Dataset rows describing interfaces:
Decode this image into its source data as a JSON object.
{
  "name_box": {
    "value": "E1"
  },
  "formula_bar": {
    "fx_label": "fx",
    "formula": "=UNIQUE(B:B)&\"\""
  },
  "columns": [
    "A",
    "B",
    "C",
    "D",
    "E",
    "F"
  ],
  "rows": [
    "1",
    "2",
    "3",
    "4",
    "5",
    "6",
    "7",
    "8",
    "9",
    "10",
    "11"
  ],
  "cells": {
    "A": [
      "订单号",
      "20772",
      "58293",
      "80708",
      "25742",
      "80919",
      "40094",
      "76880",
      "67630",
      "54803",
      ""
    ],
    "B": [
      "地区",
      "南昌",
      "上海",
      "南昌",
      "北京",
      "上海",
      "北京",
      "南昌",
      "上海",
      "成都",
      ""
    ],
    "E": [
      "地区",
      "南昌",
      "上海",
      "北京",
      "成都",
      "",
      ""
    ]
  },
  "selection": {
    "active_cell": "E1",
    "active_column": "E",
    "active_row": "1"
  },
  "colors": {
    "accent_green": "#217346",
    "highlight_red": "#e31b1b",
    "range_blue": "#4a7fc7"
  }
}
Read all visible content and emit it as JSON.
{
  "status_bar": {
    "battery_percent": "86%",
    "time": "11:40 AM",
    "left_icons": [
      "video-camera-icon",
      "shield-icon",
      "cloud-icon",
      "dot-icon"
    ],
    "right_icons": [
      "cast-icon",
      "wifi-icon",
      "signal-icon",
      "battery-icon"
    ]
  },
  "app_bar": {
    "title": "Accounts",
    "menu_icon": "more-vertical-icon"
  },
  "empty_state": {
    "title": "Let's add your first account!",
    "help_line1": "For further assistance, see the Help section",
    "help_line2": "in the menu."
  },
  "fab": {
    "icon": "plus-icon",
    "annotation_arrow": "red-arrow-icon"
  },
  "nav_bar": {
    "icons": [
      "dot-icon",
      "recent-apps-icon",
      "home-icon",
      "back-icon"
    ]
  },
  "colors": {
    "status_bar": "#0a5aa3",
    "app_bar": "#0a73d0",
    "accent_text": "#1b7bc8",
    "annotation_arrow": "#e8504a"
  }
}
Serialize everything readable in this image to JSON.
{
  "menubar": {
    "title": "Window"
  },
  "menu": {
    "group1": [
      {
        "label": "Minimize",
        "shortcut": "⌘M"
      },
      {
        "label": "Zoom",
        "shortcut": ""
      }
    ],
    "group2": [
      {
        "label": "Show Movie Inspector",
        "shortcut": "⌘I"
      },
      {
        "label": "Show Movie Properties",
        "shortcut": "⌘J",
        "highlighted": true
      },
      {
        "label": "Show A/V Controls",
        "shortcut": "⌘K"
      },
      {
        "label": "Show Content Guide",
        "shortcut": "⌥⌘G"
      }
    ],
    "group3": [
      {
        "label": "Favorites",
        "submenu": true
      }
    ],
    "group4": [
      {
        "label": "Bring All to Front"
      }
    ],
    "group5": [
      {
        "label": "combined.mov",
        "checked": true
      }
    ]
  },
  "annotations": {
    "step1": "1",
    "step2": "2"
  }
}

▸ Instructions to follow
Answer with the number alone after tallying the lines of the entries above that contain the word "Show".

▸ Task result
4